## WORK ITEM
Where a picture occurs in the data, omit it, and copy all remaining data exactly.

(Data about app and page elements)
▬▬▬

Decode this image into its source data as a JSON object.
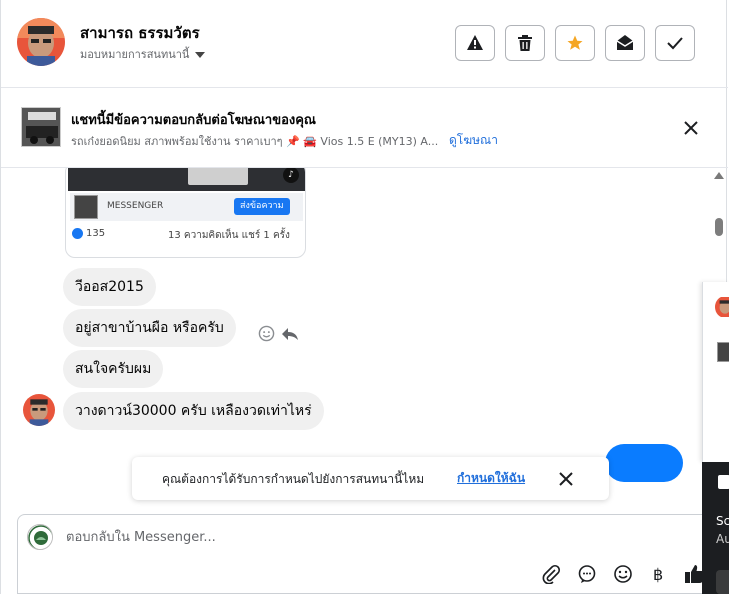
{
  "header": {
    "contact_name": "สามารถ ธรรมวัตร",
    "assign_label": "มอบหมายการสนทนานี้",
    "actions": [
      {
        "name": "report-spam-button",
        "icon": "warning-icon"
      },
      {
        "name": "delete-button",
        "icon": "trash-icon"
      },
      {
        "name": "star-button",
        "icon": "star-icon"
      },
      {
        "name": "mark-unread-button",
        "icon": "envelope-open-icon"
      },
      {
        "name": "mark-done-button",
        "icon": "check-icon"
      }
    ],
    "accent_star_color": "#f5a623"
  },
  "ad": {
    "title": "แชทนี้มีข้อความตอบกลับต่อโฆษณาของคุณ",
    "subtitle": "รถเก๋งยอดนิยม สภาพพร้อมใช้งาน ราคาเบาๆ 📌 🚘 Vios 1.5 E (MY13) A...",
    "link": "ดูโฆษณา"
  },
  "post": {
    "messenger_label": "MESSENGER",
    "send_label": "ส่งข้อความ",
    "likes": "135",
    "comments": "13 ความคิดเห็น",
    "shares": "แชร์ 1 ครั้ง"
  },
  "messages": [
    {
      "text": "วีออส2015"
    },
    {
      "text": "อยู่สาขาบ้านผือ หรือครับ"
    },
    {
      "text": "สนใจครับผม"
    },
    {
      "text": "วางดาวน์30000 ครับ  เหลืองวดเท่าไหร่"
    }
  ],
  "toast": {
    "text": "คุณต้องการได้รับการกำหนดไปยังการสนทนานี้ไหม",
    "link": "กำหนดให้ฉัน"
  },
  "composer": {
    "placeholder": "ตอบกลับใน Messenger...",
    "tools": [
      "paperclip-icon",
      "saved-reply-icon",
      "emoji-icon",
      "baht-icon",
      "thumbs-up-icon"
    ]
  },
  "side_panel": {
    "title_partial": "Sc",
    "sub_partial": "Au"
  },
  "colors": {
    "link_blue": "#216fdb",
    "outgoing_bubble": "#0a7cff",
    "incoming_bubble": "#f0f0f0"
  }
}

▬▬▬

## COMPLETED EXERCISE
Decode this image into its source data as a JSON object.
{
  "header": {
    "contact_name": "สามารถ ธรรมวัตร",
    "assign_label": "มอบหมายการสนทนานี้",
    "actions": [
      {
        "name": "report-spam-button",
        "icon": "warning-icon"
      },
      {
        "name": "delete-button",
        "icon": "trash-icon"
      },
      {
        "name": "star-button",
        "icon": "star-icon"
      },
      {
        "name": "mark-unread-button",
        "icon": "envelope-open-icon"
      },
      {
        "name": "mark-done-button",
        "icon": "check-icon"
      }
    ],
    "accent_star_color": "#f5a623"
  },
  "ad": {
    "title": "แชทนี้มีข้อความตอบกลับต่อโฆษณาของคุณ",
    "subtitle": "รถเก๋งยอดนิยม สภาพพร้อมใช้งาน ราคาเบาๆ 📌 🚘 Vios 1.5 E (MY13) A...",
    "link": "ดูโฆษณา"
  },
  "post": {
    "messenger_label": "MESSENGER",
    "send_label": "ส่งข้อความ",
    "likes": "135",
    "comments": "13 ความคิดเห็น",
    "shares": "แชร์ 1 ครั้ง"
  },
  "messages": [
    {
      "text": "วีออส2015"
    },
    {
      "text": "อยู่สาขาบ้านผือ หรือครับ"
    },
    {
      "text": "สนใจครับผม"
    },
    {
      "text": "วางดาวน์30000 ครับ  เหลืองวดเท่าไหร่"
    }
  ],
  "toast": {
    "text": "คุณต้องการได้รับการกำหนดไปยังการสนทนานี้ไหม",
    "link": "กำหนดให้ฉัน"
  },
  "composer": {
    "placeholder": "ตอบกลับใน Messenger...",
    "tools": [
      "paperclip-icon",
      "saved-reply-icon",
      "emoji-icon",
      "baht-icon",
      "thumbs-up-icon"
    ]
  },
  "side_panel": {
    "title_partial": "Sc",
    "sub_partial": "Au"
  },
  "colors": {
    "link_blue": "#216fdb",
    "outgoing_bubble": "#0a7cff",
    "incoming_bubble": "#f0f0f0"
  }
}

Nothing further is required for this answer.